For weeks, the country has been experiencing a surge in cases attributed mainly to community spread of the delta variant and a lack of adherence to the Covid-19 protocols.
According to the Director-General of the Service, Dr Patrick Kumah-Abogye, although there is pressure once some patients are discharged after their recovery, spaces are created for new persons.
“Yes, there’s a lot of pressure on our treatment centres, no doubt about that, but as people get discharged, spaces are created.”
Dr Kumah-Aboagye explained that the situation was bad in the Ashanti Region but is normalising.
“Ashanti initially was bad, it’s a bit improved, and so it may be good today, it may be bad tomorrow, and that’s why we want to ensure that people don’t catch the virus.
“No matter what you do, if we don’t protect ourselves, all our beds will be full, and we won’t even have enough health workers to manage them because our health workers will go home because they themselves are exposed.”
There have been concerns that with the deadly delta variant spreading fast in the community, more people will require hospitalisation and critical care, putting pressure on the country’s few ICU beds.
He also explained that the rate of positivity in schools in the country has been declining and revealed that over 95 per cent of infected students have recovered.
“When it comes to the schools, so far, a total 453 schools have recorded cases of Covid-19 with a cumulative total number of 3,113. 95.6% have recovered.
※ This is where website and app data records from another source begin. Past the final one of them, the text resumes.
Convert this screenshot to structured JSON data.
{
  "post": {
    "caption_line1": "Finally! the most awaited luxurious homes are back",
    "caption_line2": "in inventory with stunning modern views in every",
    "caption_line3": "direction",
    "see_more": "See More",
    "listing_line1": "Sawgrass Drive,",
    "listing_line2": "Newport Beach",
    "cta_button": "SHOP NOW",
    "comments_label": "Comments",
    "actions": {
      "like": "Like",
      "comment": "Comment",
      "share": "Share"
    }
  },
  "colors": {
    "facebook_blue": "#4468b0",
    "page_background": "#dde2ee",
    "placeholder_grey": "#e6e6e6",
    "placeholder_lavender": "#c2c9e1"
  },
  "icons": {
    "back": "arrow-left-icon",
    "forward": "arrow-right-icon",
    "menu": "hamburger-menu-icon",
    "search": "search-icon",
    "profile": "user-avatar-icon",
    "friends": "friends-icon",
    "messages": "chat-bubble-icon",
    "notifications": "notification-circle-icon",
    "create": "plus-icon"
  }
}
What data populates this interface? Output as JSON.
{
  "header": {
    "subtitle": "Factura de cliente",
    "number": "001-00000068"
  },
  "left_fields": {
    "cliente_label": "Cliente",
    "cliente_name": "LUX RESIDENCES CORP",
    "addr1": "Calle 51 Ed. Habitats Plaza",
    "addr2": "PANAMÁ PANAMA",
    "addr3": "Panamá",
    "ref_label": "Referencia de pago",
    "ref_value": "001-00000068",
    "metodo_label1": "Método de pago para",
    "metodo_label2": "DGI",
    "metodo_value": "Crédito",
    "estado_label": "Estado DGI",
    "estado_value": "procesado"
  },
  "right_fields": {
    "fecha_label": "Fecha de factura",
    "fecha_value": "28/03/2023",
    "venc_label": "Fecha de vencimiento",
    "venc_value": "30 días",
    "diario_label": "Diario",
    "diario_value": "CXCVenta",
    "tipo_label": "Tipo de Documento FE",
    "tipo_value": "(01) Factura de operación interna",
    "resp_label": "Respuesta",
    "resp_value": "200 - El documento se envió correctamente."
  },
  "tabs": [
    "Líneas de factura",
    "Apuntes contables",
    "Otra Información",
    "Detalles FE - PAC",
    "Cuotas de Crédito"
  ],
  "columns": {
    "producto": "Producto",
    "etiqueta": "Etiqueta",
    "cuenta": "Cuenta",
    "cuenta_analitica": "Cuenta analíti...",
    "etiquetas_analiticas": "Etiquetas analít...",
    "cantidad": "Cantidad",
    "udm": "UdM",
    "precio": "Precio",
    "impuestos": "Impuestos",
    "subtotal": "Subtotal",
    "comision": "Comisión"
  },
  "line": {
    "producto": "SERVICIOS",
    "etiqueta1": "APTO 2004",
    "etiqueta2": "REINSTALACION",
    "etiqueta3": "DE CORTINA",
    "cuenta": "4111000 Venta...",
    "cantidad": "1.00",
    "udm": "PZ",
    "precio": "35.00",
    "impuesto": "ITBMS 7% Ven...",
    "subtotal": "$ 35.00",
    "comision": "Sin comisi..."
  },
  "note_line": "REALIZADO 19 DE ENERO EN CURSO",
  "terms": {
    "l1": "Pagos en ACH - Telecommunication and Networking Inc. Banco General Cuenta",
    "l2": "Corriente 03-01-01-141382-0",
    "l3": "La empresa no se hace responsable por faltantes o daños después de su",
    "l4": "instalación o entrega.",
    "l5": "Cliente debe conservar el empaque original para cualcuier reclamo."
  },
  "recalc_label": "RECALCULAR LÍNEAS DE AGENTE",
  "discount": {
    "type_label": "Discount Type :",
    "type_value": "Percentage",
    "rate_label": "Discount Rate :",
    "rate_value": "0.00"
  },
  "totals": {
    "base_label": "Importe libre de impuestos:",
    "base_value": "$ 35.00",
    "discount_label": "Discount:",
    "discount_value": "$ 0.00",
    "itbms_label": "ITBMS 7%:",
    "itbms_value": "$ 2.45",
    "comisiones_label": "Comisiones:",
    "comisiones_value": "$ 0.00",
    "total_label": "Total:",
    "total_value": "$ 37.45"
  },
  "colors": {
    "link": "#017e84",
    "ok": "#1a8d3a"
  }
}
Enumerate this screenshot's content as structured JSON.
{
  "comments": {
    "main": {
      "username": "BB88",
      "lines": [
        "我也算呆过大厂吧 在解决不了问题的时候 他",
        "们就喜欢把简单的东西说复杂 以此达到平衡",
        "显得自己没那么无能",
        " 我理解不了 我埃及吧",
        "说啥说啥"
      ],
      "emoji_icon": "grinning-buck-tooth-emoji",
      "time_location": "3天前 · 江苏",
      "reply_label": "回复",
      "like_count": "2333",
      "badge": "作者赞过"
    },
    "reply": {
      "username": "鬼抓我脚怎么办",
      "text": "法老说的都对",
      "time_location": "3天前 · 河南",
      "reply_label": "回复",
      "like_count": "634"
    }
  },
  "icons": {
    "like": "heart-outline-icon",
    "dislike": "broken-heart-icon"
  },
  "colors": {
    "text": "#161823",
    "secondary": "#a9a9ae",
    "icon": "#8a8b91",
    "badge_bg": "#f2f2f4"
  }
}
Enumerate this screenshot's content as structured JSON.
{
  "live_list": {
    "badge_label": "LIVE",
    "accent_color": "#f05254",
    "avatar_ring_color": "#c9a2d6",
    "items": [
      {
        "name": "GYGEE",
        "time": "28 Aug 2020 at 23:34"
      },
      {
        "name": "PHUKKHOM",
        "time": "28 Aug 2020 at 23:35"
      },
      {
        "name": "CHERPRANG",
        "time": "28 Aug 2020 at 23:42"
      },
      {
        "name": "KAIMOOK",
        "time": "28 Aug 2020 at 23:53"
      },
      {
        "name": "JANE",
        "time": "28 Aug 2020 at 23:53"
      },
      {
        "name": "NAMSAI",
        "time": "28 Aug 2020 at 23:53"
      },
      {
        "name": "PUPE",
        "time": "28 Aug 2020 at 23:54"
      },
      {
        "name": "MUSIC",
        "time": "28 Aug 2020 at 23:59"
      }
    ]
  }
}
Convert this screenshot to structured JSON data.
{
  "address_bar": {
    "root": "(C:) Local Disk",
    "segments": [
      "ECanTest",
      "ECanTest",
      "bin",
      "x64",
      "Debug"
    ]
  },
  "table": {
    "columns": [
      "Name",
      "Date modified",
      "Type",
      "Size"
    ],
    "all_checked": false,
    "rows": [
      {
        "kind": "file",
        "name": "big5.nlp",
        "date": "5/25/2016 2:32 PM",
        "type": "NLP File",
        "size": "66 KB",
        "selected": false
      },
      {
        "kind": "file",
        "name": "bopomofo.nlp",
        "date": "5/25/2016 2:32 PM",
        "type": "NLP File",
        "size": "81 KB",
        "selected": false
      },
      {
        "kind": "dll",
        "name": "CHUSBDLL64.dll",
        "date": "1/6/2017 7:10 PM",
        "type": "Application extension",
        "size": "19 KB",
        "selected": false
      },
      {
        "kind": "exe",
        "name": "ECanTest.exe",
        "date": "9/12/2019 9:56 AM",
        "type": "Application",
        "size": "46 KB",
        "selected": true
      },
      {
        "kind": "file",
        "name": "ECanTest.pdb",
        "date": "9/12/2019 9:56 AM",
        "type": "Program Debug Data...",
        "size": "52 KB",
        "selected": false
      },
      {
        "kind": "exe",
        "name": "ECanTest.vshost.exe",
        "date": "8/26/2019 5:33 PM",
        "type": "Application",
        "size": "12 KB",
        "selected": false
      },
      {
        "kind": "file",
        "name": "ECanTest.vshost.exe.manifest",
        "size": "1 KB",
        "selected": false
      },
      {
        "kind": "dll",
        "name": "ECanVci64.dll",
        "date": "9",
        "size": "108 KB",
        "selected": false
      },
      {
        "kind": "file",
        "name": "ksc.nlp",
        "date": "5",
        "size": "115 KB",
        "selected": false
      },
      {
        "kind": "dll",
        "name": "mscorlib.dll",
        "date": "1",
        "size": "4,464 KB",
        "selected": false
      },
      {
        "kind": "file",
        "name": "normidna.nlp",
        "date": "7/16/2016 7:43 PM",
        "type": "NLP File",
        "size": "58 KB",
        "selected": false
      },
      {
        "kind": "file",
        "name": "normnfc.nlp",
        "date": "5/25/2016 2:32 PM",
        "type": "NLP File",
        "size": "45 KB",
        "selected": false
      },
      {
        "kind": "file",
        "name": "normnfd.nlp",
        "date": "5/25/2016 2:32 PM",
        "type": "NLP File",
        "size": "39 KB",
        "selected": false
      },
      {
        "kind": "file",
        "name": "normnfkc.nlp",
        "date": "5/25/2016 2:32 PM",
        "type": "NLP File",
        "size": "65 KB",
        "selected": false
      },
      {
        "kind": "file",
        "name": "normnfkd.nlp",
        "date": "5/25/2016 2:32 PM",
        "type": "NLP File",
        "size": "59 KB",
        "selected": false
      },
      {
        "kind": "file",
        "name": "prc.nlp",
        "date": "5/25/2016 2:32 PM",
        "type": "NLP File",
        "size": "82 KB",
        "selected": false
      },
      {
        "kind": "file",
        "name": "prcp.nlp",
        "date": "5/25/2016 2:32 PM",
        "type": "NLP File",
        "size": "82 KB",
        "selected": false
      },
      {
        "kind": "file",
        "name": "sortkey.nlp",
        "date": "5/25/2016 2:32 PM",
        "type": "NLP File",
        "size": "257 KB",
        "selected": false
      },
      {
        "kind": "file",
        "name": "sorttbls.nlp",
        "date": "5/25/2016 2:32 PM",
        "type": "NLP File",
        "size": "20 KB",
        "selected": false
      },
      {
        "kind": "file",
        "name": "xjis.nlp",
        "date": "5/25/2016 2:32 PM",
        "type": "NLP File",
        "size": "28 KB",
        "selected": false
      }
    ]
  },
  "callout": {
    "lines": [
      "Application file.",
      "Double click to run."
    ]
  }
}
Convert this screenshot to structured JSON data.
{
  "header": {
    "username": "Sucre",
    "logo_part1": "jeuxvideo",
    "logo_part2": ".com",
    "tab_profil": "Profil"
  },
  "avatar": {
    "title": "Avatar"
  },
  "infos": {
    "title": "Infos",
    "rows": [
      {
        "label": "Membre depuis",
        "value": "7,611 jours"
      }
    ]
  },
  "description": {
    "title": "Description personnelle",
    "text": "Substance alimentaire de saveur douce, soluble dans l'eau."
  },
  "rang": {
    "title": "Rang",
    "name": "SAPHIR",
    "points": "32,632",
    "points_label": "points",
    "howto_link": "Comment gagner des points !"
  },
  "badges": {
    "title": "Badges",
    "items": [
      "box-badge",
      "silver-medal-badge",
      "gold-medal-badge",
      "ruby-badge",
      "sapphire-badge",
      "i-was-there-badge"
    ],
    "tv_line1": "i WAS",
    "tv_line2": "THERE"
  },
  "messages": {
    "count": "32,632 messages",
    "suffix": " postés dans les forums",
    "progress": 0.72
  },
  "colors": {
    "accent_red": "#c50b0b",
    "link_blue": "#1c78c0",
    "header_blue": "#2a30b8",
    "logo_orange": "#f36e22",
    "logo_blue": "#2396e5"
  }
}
“We still have about 136 active cases. However, the outbreak in the schools seem to be under control,” he said.